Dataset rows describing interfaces
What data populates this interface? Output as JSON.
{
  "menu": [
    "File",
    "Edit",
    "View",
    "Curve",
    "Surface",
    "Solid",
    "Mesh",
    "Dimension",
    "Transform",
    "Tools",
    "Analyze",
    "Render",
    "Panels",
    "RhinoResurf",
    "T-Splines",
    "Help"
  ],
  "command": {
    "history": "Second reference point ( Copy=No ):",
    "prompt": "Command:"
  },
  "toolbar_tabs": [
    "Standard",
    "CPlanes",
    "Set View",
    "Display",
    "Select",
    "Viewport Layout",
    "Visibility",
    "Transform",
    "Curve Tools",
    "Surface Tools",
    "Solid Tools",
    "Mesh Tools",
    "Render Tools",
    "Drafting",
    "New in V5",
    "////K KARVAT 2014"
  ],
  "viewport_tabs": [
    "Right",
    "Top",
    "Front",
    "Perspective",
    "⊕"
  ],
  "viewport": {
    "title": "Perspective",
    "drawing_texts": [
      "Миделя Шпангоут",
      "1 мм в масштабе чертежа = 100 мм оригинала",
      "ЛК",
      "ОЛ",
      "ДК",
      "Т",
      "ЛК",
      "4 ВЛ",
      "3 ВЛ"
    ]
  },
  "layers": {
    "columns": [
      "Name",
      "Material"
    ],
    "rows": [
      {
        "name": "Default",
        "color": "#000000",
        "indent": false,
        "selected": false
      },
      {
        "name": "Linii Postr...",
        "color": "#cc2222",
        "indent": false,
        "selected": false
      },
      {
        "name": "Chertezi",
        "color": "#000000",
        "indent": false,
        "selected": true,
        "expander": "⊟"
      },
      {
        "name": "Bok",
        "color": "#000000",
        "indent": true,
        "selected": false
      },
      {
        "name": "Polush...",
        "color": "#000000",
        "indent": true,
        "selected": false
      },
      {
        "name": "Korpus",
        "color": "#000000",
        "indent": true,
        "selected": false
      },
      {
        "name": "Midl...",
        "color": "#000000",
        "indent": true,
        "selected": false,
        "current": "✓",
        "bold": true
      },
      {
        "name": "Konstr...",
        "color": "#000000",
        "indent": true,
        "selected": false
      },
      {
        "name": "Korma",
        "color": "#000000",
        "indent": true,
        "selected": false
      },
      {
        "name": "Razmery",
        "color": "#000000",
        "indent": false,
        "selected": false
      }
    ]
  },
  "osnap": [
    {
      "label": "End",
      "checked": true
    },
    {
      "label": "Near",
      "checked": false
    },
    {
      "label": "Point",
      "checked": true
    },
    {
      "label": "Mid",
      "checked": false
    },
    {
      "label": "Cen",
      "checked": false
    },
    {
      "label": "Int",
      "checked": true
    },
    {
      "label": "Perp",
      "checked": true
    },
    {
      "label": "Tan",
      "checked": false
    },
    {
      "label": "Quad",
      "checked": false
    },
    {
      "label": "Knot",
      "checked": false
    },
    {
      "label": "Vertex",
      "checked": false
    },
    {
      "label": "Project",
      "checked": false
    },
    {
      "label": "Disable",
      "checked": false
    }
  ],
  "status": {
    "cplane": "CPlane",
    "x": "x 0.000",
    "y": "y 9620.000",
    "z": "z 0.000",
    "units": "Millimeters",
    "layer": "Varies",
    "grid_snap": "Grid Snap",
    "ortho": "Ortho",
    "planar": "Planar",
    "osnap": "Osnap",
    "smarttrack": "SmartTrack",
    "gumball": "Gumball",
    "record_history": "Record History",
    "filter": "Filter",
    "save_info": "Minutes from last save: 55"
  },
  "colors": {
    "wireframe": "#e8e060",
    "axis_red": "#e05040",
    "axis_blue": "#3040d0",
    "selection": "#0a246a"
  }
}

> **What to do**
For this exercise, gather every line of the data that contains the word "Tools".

> **Response box**
    "Tools",
    "Curve Tools",
    "Surface Tools",
    "Solid Tools",
    "Mesh Tools",
    "Render Tools",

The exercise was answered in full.